While the side effects of sugammadex were of mild to moderate intensity, we also know that side effects from any new drug that becomes clinically available are not usually detected until several thousand patient exposures have occurred.22In our study, two patients developed markedly abnormal arterial blood pressure after sugammadex that lasted approximately 15 min. Although it is unclear why the blood pressure was increased in these two individuals, possible explanations include a reversal agent–evoked decrease in depth of anesthesia, a mechanism that may also be involved in mediating the observed motor responses in the sugammadex group. In fact, a sustained reversal agent–induced arousal reaction has been reported for neostigmine during anesthesia.23,24Further studies will help to further define its safety profile, and studies including Bispectral Index/entropy monitoring will show whether sugammadex can evoke an arousal reaction and/or unmask an inappropriately “light” level of anesthesia.
A clear dose–response relation was found for sugammadex and time to recovery of the TOF ratio to 0.9 for both time points of administration (3 and 15 min) and both doses of rocuronium (1.0 and 1.2 mg/kg). Sugammadex at 8 mg/kg consistently resulted in a TOF ratio of 0.9 or greater within a median value of 3.6 min or less. Increasing the sugammadex dose up to 16 mg/kg resulted in even faster reversal times (median 1.3 and 1.6 min) and less individual subject variability. No signs of reoccurrence of neuromuscular blockade were observed in any patient in the different sugammadex dose groups. We conclude that chemical encapsulation of rocuronium by sugammadex allows rapid and predictable reversal of profound neuromuscular blockade induced by high-dose rocuronium.

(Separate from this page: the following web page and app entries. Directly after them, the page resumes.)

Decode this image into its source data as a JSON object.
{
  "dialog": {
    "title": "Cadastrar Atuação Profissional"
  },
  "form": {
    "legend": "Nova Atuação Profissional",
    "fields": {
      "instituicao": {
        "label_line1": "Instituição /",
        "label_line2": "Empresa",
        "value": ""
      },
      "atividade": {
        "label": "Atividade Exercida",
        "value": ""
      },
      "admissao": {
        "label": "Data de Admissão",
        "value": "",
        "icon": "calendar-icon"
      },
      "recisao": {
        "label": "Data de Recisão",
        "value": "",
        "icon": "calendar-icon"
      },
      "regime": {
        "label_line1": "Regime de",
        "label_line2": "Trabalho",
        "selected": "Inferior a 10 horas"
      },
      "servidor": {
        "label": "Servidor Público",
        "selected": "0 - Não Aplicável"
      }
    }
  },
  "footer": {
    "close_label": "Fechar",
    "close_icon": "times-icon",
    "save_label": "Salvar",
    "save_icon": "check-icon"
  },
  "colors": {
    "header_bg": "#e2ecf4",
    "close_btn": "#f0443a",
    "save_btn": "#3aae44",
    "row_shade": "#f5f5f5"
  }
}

The authors thank Hugo van Aken, M.D., Ph.D. (Professor), and colleagues (Department for Anesthesiology and Intensive Care Medicine, University Hospital Münster, Münster, Germany); Jørgen Viby-Mogensen, M.D., D.M.Sc., F.R.C.A. (Professor), and colleagues (Department of Anaesthesia and Intensive Care, Copenhagen University Hospital, Rigshospitalet, Copenhagen, Denmark); Harald Groeben, M.D. Ph.D. (Professor, Department of Anesthesiology and Critical Care Medicine, Universitaetsklinikum Essen, Essen, Germany); Saskia Cramer (Research Associate, Universitaetsklinikum Essen); and Doris Østergaard, M.D. Ph.D. (Associate Professor), and colleagues (Amtssygehuset I Herlev, Herlev, Denmark), for their help in the enrollment of patients. Statistical analysis of the study data was conducted by Peter Grobara, M.Sc. (NV Organon, a part of Schering-Plough Corporation, Oss, The Netherlands). Editorial assistance was provided by Julie C. Adkins, B.Pharm., M.Sc. (Principal Medical Writer, Prime Medica, Knutsford, Cheshire, United Kingdom).